Data extracted from a collection:
# # # # # # #

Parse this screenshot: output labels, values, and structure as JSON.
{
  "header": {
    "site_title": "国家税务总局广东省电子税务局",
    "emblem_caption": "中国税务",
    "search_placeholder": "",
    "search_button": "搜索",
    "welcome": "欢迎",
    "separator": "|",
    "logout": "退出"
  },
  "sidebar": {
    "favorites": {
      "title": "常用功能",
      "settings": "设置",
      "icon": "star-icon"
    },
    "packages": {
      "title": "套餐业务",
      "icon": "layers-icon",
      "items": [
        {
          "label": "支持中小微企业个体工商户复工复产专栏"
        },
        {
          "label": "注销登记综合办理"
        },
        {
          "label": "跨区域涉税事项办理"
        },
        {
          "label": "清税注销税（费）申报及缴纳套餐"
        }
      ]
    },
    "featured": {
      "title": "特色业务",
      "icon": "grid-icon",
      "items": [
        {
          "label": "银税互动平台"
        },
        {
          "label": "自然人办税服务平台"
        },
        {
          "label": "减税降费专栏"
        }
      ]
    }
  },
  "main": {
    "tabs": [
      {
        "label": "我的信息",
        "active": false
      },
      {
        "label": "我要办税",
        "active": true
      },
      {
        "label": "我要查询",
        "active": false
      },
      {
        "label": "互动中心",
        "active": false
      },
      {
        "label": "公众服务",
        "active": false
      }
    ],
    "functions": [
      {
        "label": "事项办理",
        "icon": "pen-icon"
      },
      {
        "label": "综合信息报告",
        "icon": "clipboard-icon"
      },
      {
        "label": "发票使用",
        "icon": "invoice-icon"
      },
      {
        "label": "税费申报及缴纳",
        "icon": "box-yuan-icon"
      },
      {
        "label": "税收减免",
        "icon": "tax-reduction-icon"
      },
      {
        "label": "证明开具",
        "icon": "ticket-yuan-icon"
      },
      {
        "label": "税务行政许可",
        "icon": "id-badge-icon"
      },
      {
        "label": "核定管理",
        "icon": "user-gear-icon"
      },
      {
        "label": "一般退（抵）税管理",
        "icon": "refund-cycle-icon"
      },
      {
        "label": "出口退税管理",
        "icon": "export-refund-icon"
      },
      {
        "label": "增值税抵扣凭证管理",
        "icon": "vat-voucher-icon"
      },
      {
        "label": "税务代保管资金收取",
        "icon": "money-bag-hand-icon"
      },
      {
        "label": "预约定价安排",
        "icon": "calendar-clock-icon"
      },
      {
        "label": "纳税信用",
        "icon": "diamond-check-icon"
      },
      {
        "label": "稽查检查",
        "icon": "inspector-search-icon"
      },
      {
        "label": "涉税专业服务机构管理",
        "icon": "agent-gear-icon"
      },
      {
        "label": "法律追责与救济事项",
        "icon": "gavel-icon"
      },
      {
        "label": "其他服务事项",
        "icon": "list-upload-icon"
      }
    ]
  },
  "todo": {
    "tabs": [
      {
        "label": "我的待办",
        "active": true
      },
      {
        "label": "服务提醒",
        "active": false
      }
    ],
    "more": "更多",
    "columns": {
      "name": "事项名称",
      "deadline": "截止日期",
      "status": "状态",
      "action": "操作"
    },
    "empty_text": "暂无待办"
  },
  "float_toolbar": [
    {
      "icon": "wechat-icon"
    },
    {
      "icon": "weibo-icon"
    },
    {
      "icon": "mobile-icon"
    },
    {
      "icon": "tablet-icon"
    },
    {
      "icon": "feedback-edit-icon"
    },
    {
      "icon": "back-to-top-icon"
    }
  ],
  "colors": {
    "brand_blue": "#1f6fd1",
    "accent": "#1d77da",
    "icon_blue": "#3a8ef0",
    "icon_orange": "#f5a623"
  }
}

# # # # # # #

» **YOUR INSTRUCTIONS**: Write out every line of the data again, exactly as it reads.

» **ANSWER SPACE**:
Parse this screenshot: output labels, values, and structure as JSON.
{
  "header": {
    "site_title": "国家税务总局广东省电子税务局",
    "emblem_caption": "中国税务",
    "search_placeholder": "",
    "search_button": "搜索",
    "welcome": "欢迎",
    "separator": "|",
    "logout": "退出"
  },
  "sidebar": {
    "favorites": {
      "title": "常用功能",
      "settings": "设置",
      "icon": "star-icon"
    },
    "packages": {
      "title": "套餐业务",
      "icon": "layers-icon",
      "items": [
        {
          "label": "支持中小微企业个体工商户复工复产专栏"
        },
        {
          "label": "注销登记综合办理"
        },
        {
          "label": "跨区域涉税事项办理"
        },
        {
          "label": "清税注销税（费）申报及缴纳套餐"
        }
      ]
    },
    "featured": {
      "title": "特色业务",
      "icon": "grid-icon",
      "items": [
        {
          "label": "银税互动平台"
        },
        {
          "label": "自然人办税服务平台"
        },
        {
          "label": "减税降费专栏"
        }
      ]
    }
  },
  "main": {
    "tabs": [
      {
        "label": "我的信息",
        "active": false
      },
      {
        "label": "我要办税",
        "active": true
      },
      {
        "label": "我要查询",
        "active": false
      },
      {
        "label": "互动中心",
        "active": false
      },
      {
        "label": "公众服务",
        "active": false
      }
    ],
    "functions": [
      {
        "label": "事项办理",
        "icon": "pen-icon"
      },
      {
        "label": "综合信息报告",
        "icon": "clipboard-icon"
      },
      {
        "label": "发票使用",
        "icon": "invoice-icon"
      },
      {
        "label": "税费申报及缴纳",
        "icon": "box-yuan-icon"
      },
      {
        "label": "税收减免",
        "icon": "tax-reduction-icon"
      },
      {
        "label": "证明开具",
        "icon": "ticket-yuan-icon"
      },
      {
        "label": "税务行政许可",
        "icon": "id-badge-icon"
      },
      {
        "label": "核定管理",
        "icon": "user-gear-icon"
      },
      {
        "label": "一般退（抵）税管理",
        "icon": "refund-cycle-icon"
      },
      {
        "label": "出口退税管理",
        "icon": "export-refund-icon"
      },
      {
        "label": "增值税抵扣凭证管理",
        "icon": "vat-voucher-icon"
      },
      {
        "label": "税务代保管资金收取",
        "icon": "money-bag-hand-icon"
      },
      {
        "label": "预约定价安排",
        "icon": "calendar-clock-icon"
      },
      {
        "label": "纳税信用",
        "icon": "diamond-check-icon"
      },
      {
        "label": "稽查检查",
        "icon": "inspector-search-icon"
      },
      {
        "label": "涉税专业服务机构管理",
        "icon": "agent-gear-icon"
      },
      {
        "label": "法律追责与救济事项",
        "icon": "gavel-icon"
      },
      {
        "label": "其他服务事项",
        "icon": "list-upload-icon"
      }
    ]
  },
  "todo": {
    "tabs": [
      {
        "label": "我的待办",
        "active": true
      },
      {
        "label": "服务提醒",
        "active": false
      }
    ],
    "more": "更多",
    "columns": {
      "name": "事项名称",
      "deadline": "截止日期",
      "status": "状态",
      "action": "操作"
    },
    "empty_text": "暂无待办"
  },
  "float_toolbar": [
    {
      "icon": "wechat-icon"
    },
    {
      "icon": "weibo-icon"
    },
    {
      "icon": "mobile-icon"
    },
    {
      "icon": "tablet-icon"
    },
    {
      "icon": "feedback-edit-icon"
    },
    {
      "icon": "back-to-top-icon"
    }
  ],
  "colors": {
    "brand_blue": "#1f6fd1",
    "accent": "#1d77da",
    "icon_blue": "#3a8ef0",
    "icon_orange": "#f5a623"
  }
}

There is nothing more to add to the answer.